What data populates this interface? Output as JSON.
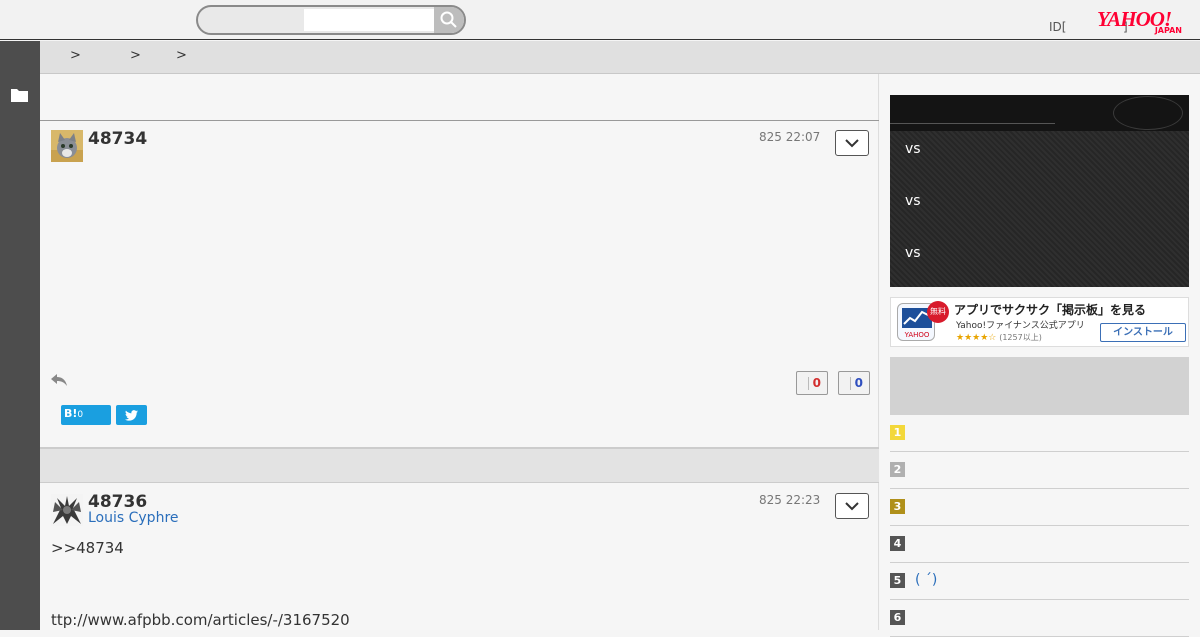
{
  "header": {
    "search_placeholder": "",
    "id_link": "ID[",
    "id_bracket": "]",
    "logo_text": "YAHOO!",
    "logo_sub": "JAPAN"
  },
  "breadcrumb": {
    "separators": [
      ">",
      ">",
      ">"
    ]
  },
  "posts": [
    {
      "number": "48734",
      "user": "",
      "date": "825 22:07",
      "body": [],
      "votes_good": "0",
      "votes_bad": "0",
      "hatena_label": "B!",
      "hatena_count": "0"
    },
    {
      "number": "48736",
      "user": "Louis Cyphre",
      "date": "825 22:23",
      "body": [
        ">>48734",
        "ttp://www.afpbb.com/articles/-/3167520"
      ]
    }
  ],
  "scores": {
    "rows": [
      "vs",
      "vs",
      "vs"
    ]
  },
  "ad": {
    "badge": "無料",
    "title": "アプリでサクサク「掲示板」を見る",
    "subtitle": "Yahoo!ファイナンス公式アプリ",
    "stars": "★★★★☆",
    "reviews": "(1257以上)",
    "install": "インストール"
  },
  "ranking": [
    {
      "rank": "1",
      "title": "",
      "color": "#f3d83a"
    },
    {
      "rank": "2",
      "title": "",
      "color": "#b0b0b0"
    },
    {
      "rank": "3",
      "title": "",
      "color": "#b0901a"
    },
    {
      "rank": "4",
      "title": "",
      "color": "#555555"
    },
    {
      "rank": "5",
      "title": "( ´)",
      "color": "#555555"
    },
    {
      "rank": "6",
      "title": "",
      "color": "#555555"
    }
  ]
}
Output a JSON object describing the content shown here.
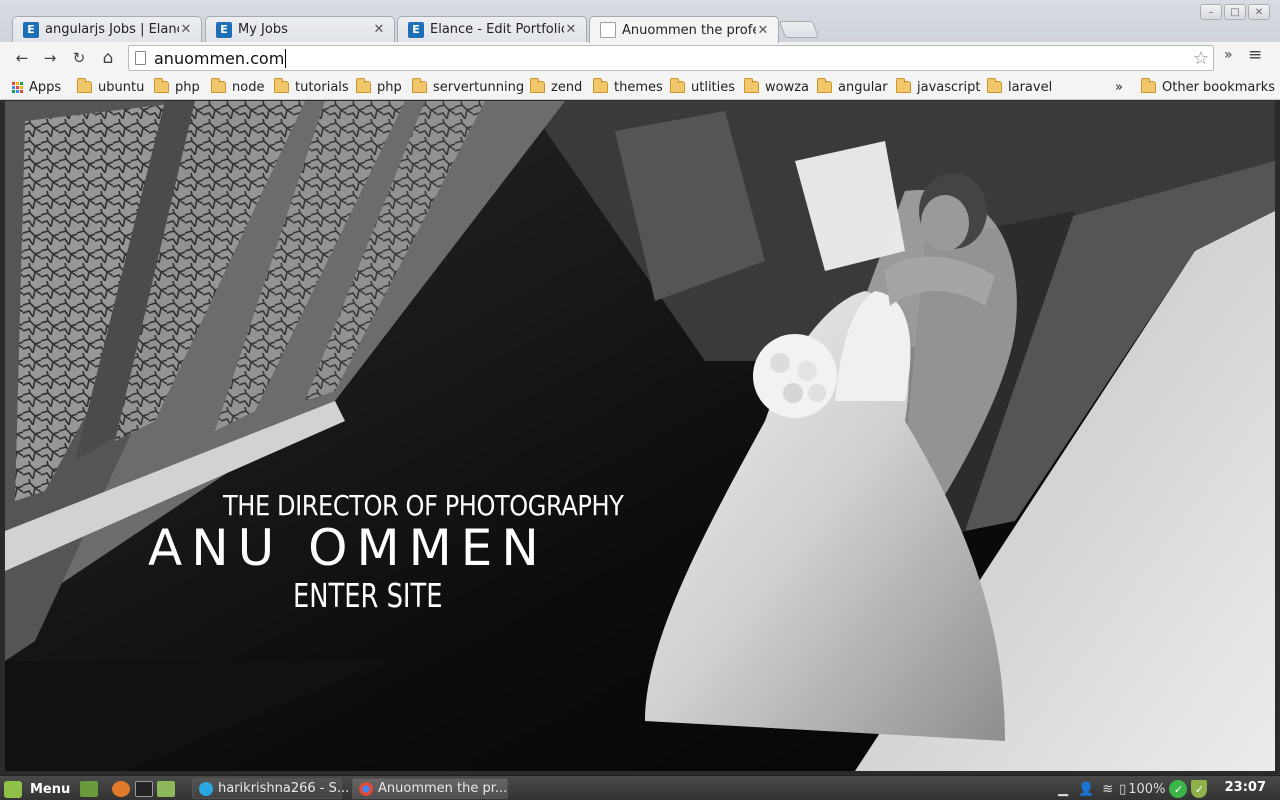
{
  "window": {
    "buttons": [
      "minimize-icon",
      "maximize-icon",
      "close-icon"
    ]
  },
  "tabs": [
    {
      "title": "angularjs Jobs | Elance",
      "favicon": "E",
      "active": false
    },
    {
      "title": "My Jobs",
      "favicon": "E",
      "active": false
    },
    {
      "title": "Elance - Edit Portfolio",
      "favicon": "E",
      "active": false
    },
    {
      "title": "Anuommen the profes",
      "favicon": "",
      "active": true
    }
  ],
  "toolbar": {
    "back": "←",
    "forward": "→",
    "reload": "↻",
    "home": "⌂",
    "url": "anuommen.com",
    "star": "☆",
    "overflow": "»",
    "menu": "≡"
  },
  "bookmarks": {
    "apps_label": "Apps",
    "items": [
      "ubuntu",
      "php",
      "node",
      "tutorials",
      "php",
      "servertunning",
      "zend",
      "themes",
      "utlities",
      "wowza",
      "angular",
      "javascript",
      "laravel"
    ],
    "overflow": "»",
    "other_label": "Other bookmarks"
  },
  "page": {
    "subtitle": "THE DIRECTOR OF PHOTOGRAPHY",
    "name": "ANU OMMEN",
    "enter": "ENTER SITE"
  },
  "taskbar": {
    "menu_label": "Menu",
    "tasks": [
      {
        "label": "harikrishna266 - S...",
        "icon": "skype-icon",
        "color": "#2aa7e0"
      },
      {
        "label": "Anuommen the pr...",
        "icon": "chrome-icon",
        "color": "#e04a3a"
      }
    ],
    "battery": "100%",
    "clock": "23:07"
  },
  "colors": {
    "brand_blue": "#1f6fb5",
    "folder": "#f2c66a",
    "mint_green": "#8fc04a"
  }
}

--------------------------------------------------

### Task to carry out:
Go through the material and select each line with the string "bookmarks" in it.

### Response to this task:
  "bookmarks": {
    "other_label": "Other bookmarks"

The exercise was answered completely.